Work request
So that the copy matches the original, write out every entry exactly.

Information
★ ★ ★ ★ ★ ★ ★

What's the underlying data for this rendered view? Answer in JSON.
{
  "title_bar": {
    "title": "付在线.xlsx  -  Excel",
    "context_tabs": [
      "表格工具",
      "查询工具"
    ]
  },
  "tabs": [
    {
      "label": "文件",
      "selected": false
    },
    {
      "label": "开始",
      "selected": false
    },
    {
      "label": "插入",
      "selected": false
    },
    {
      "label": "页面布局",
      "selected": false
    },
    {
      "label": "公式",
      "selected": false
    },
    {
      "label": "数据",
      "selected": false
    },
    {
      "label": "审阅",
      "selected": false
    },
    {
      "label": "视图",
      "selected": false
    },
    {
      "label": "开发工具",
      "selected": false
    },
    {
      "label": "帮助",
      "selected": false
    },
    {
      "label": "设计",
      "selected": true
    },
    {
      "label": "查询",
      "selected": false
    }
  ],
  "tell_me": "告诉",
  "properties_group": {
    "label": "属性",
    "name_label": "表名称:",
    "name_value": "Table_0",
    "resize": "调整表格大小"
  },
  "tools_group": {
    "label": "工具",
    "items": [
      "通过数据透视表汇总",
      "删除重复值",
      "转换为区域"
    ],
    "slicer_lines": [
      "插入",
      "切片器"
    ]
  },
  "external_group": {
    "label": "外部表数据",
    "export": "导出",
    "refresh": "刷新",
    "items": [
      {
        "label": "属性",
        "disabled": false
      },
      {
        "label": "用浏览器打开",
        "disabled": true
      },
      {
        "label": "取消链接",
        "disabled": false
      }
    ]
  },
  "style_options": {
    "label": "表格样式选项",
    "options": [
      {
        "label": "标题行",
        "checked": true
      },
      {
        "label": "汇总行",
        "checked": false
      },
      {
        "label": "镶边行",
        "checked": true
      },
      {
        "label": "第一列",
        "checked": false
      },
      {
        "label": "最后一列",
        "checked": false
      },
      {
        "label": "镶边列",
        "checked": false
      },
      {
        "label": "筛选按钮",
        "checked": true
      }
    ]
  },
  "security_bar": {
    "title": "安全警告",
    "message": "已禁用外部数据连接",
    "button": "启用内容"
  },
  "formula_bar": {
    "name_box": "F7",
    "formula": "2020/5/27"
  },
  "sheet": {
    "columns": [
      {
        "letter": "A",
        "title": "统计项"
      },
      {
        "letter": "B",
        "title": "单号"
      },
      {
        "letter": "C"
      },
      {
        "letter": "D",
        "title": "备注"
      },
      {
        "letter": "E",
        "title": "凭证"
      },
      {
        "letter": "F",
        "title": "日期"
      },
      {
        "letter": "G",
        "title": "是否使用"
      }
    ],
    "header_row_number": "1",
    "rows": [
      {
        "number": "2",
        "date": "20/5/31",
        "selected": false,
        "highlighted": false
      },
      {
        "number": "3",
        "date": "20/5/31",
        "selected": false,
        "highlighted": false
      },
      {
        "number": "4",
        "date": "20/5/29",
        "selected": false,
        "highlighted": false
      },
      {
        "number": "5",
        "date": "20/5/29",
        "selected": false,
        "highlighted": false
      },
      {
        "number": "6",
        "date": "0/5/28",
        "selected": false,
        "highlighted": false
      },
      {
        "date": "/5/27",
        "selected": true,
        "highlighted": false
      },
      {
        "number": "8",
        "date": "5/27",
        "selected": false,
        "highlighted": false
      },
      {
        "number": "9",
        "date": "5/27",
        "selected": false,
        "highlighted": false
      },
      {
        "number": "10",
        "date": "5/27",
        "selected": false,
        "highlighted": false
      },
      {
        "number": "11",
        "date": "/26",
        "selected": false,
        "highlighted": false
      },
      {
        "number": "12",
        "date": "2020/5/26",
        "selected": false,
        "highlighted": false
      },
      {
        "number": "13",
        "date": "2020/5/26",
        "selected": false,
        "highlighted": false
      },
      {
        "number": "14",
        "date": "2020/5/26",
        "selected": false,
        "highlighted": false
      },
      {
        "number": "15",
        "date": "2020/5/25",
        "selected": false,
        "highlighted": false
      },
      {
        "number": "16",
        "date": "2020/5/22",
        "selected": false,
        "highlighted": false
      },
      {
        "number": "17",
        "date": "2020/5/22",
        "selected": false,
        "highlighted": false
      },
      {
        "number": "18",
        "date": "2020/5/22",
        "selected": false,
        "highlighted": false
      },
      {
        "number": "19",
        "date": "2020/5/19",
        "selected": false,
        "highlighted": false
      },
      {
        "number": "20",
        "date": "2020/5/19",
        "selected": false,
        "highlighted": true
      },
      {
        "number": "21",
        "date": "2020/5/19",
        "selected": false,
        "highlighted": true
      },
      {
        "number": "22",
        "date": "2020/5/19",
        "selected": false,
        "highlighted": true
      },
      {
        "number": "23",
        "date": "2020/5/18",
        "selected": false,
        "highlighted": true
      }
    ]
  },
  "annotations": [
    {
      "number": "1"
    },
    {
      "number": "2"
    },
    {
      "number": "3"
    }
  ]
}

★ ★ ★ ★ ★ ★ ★

Exercise result
What's the underlying data for this rendered view? Answer in JSON.
{
  "title_bar": {
    "title": "付在线.xlsx  -  Excel",
    "context_tabs": [
      "表格工具",
      "查询工具"
    ]
  },
  "tabs": [
    {
      "label": "文件",
      "selected": false
    },
    {
      "label": "开始",
      "selected": false
    },
    {
      "label": "插入",
      "selected": false
    },
    {
      "label": "页面布局",
      "selected": false
    },
    {
      "label": "公式",
      "selected": false
    },
    {
      "label": "数据",
      "selected": false
    },
    {
      "label": "审阅",
      "selected": false
    },
    {
      "label": "视图",
      "selected": false
    },
    {
      "label": "开发工具",
      "selected": false
    },
    {
      "label": "帮助",
      "selected": false
    },
    {
      "label": "设计",
      "selected": true
    },
    {
      "label": "查询",
      "selected": false
    }
  ],
  "tell_me": "告诉",
  "properties_group": {
    "label": "属性",
    "name_label": "表名称:",
    "name_value": "Table_0",
    "resize": "调整表格大小"
  },
  "tools_group": {
    "label": "工具",
    "items": [
      "通过数据透视表汇总",
      "删除重复值",
      "转换为区域"
    ],
    "slicer_lines": [
      "插入",
      "切片器"
    ]
  },
  "external_group": {
    "label": "外部表数据",
    "export": "导出",
    "refresh": "刷新",
    "items": [
      {
        "label": "属性",
        "disabled": false
      },
      {
        "label": "用浏览器打开",
        "disabled": true
      },
      {
        "label": "取消链接",
        "disabled": false
      }
    ]
  },
  "style_options": {
    "label": "表格样式选项",
    "options": [
      {
        "label": "标题行",
        "checked": true
      },
      {
        "label": "汇总行",
        "checked": false
      },
      {
        "label": "镶边行",
        "checked": true
      },
      {
        "label": "第一列",
        "checked": false
      },
      {
        "label": "最后一列",
        "checked": false
      },
      {
        "label": "镶边列",
        "checked": false
      },
      {
        "label": "筛选按钮",
        "checked": true
      }
    ]
  },
  "security_bar": {
    "title": "安全警告",
    "message": "已禁用外部数据连接",
    "button": "启用内容"
  },
  "formula_bar": {
    "name_box": "F7",
    "formula": "2020/5/27"
  },
  "sheet": {
    "columns": [
      {
        "letter": "A",
        "title": "统计项"
      },
      {
        "letter": "B",
        "title": "单号"
      },
      {
        "letter": "C"
      },
      {
        "letter": "D",
        "title": "备注"
      },
      {
        "letter": "E",
        "title": "凭证"
      },
      {
        "letter": "F",
        "title": "日期"
      },
      {
        "letter": "G",
        "title": "是否使用"
      }
    ],
    "header_row_number": "1",
    "rows": [
      {
        "number": "2",
        "date": "20/5/31",
        "selected": false,
        "highlighted": false
      },
      {
        "number": "3",
        "date": "20/5/31",
        "selected": false,
        "highlighted": false
      },
      {
        "number": "4",
        "date": "20/5/29",
        "selected": false,
        "highlighted": false
      },
      {
        "number": "5",
        "date": "20/5/29",
        "selected": false,
        "highlighted": false
      },
      {
        "number": "6",
        "date": "0/5/28",
        "selected": false,
        "highlighted": false
      },
      {
        "date": "/5/27",
        "selected": true,
        "highlighted": false
      },
      {
        "number": "8",
        "date": "5/27",
        "selected": false,
        "highlighted": false
      },
      {
        "number": "9",
        "date": "5/27",
        "selected": false,
        "highlighted": false
      },
      {
        "number": "10",
        "date": "5/27",
        "selected": false,
        "highlighted": false
      },
      {
        "number": "11",
        "date": "/26",
        "selected": false,
        "highlighted": false
      },
      {
        "number": "12",
        "date": "2020/5/26",
        "selected": false,
        "highlighted": false
      },
      {
        "number": "13",
        "date": "2020/5/26",
        "selected": false,
        "highlighted": false
      },
      {
        "number": "14",
        "date": "2020/5/26",
        "selected": false,
        "highlighted": false
      },
      {
        "number": "15",
        "date": "2020/5/25",
        "selected": false,
        "highlighted": false
      },
      {
        "number": "16",
        "date": "2020/5/22",
        "selected": false,
        "highlighted": false
      },
      {
        "number": "17",
        "date": "2020/5/22",
        "selected": false,
        "highlighted": false
      },
      {
        "number": "18",
        "date": "2020/5/22",
        "selected": false,
        "highlighted": false
      },
      {
        "number": "19",
        "date": "2020/5/19",
        "selected": false,
        "highlighted": false
      },
      {
        "number": "20",
        "date": "2020/5/19",
        "selected": false,
        "highlighted": true
      },
      {
        "number": "21",
        "date": "2020/5/19",
        "selected": false,
        "highlighted": true
      },
      {
        "number": "22",
        "date": "2020/5/19",
        "selected": false,
        "highlighted": true
      },
      {
        "number": "23",
        "date": "2020/5/18",
        "selected": false,
        "highlighted": true
      }
    ]
  },
  "annotations": [
    {
      "number": "1"
    },
    {
      "number": "2"
    },
    {
      "number": "3"
    }
  ]
}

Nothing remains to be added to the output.